DENVER -- Nicole Vanston, 22, was born with a learning disability. In today's world, her financial prospects are not so good.
Nicole was also born with a talent for art.
And of all things to help her sell her art is a 50-year-old cigarette machine.
It has given her a voice.
"It’s also given her the confidence to view herself as an artist instead of just a young person with a disability." says VSA Executive Director Damon Mcleese, who's nonprofit helps folks, like Nicole, with learning disabilities learn basic life skills.
The cigarette machine, now called the Art-O-Matic, now sells hand size pieces of original art made by local, aspiring artists who happen to have a learning challenge.
The machine sells art from 22 separate artists $5 a piece making a profit of $450 a month.

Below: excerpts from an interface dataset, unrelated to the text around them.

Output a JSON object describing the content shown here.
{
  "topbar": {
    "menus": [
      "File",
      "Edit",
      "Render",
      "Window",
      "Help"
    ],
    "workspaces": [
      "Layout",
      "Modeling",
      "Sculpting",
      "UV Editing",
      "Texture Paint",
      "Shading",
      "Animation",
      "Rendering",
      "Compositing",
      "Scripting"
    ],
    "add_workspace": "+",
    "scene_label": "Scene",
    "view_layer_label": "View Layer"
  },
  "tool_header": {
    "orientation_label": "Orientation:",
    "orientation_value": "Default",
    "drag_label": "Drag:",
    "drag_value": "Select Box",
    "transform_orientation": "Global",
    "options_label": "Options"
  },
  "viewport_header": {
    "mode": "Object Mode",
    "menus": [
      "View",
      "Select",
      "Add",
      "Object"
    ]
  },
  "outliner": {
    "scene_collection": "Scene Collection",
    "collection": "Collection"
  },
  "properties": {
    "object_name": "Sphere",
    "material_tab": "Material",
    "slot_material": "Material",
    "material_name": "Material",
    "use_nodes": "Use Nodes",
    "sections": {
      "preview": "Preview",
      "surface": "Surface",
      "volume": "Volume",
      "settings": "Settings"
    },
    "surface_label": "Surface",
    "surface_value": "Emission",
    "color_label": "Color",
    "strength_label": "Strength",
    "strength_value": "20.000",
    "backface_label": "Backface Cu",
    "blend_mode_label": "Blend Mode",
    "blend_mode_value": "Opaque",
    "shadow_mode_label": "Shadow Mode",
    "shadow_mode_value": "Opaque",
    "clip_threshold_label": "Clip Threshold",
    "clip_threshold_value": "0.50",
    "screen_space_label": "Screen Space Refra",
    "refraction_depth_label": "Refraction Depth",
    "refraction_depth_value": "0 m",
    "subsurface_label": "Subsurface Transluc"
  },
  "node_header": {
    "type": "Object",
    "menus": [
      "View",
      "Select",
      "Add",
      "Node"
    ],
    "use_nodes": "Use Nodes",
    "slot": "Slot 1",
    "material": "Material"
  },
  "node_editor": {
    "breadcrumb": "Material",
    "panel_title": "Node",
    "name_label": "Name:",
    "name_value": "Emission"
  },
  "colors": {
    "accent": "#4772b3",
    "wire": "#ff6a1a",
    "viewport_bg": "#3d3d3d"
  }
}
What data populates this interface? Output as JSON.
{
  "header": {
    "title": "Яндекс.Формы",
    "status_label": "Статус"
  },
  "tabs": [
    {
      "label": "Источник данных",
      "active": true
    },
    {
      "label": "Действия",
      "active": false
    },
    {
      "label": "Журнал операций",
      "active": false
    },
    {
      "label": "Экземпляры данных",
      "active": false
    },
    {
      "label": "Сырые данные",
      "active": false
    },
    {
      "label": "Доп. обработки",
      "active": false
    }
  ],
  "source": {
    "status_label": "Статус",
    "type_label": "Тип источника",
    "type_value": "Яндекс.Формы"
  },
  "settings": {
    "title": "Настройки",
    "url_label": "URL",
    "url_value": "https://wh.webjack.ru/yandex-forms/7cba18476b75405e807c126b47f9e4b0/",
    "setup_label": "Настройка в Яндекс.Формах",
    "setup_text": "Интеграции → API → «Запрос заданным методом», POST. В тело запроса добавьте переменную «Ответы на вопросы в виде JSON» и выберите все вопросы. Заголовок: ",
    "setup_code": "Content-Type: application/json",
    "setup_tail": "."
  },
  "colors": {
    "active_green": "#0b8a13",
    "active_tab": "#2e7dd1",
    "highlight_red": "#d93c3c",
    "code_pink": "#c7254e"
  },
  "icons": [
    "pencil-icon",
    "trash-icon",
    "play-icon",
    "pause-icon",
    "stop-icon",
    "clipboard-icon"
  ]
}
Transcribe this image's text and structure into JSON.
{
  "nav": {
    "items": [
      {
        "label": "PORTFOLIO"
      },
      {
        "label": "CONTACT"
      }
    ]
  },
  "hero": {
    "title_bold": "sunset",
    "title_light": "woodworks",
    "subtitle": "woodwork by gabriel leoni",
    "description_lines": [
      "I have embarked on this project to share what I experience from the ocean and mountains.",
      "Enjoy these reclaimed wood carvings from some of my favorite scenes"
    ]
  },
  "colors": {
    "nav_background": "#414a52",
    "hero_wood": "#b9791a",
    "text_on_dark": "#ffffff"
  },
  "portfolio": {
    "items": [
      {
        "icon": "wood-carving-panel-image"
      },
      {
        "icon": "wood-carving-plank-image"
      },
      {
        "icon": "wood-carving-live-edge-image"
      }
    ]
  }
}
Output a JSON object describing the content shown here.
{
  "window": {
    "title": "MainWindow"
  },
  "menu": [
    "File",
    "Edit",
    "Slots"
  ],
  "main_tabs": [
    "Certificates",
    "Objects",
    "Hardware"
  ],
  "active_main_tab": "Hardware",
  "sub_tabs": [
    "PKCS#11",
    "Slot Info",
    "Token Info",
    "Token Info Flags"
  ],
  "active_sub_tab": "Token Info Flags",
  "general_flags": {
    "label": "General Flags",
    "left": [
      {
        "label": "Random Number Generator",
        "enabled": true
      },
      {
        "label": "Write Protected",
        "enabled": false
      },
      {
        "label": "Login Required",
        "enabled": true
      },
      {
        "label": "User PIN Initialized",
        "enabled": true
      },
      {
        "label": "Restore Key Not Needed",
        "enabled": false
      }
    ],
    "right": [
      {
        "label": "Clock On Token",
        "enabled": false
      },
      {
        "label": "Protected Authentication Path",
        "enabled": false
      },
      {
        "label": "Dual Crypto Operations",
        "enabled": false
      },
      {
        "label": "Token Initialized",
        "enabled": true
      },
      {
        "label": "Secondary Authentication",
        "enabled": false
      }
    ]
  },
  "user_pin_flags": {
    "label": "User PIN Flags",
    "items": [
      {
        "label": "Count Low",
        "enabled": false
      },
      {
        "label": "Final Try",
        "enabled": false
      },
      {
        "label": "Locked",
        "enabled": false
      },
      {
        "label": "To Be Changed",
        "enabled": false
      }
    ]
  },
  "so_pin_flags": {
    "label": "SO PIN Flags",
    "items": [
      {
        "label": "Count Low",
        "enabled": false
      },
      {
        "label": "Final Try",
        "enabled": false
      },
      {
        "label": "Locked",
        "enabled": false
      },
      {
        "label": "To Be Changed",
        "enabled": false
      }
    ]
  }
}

It may not sound like a lot of cash, but for recent Denver High School graduate A.J. Kiel, his art sales gives him high hopes of earning money and traveling.
Instead of dispensing dorals, this old cigarette machine is now dispensing dreams.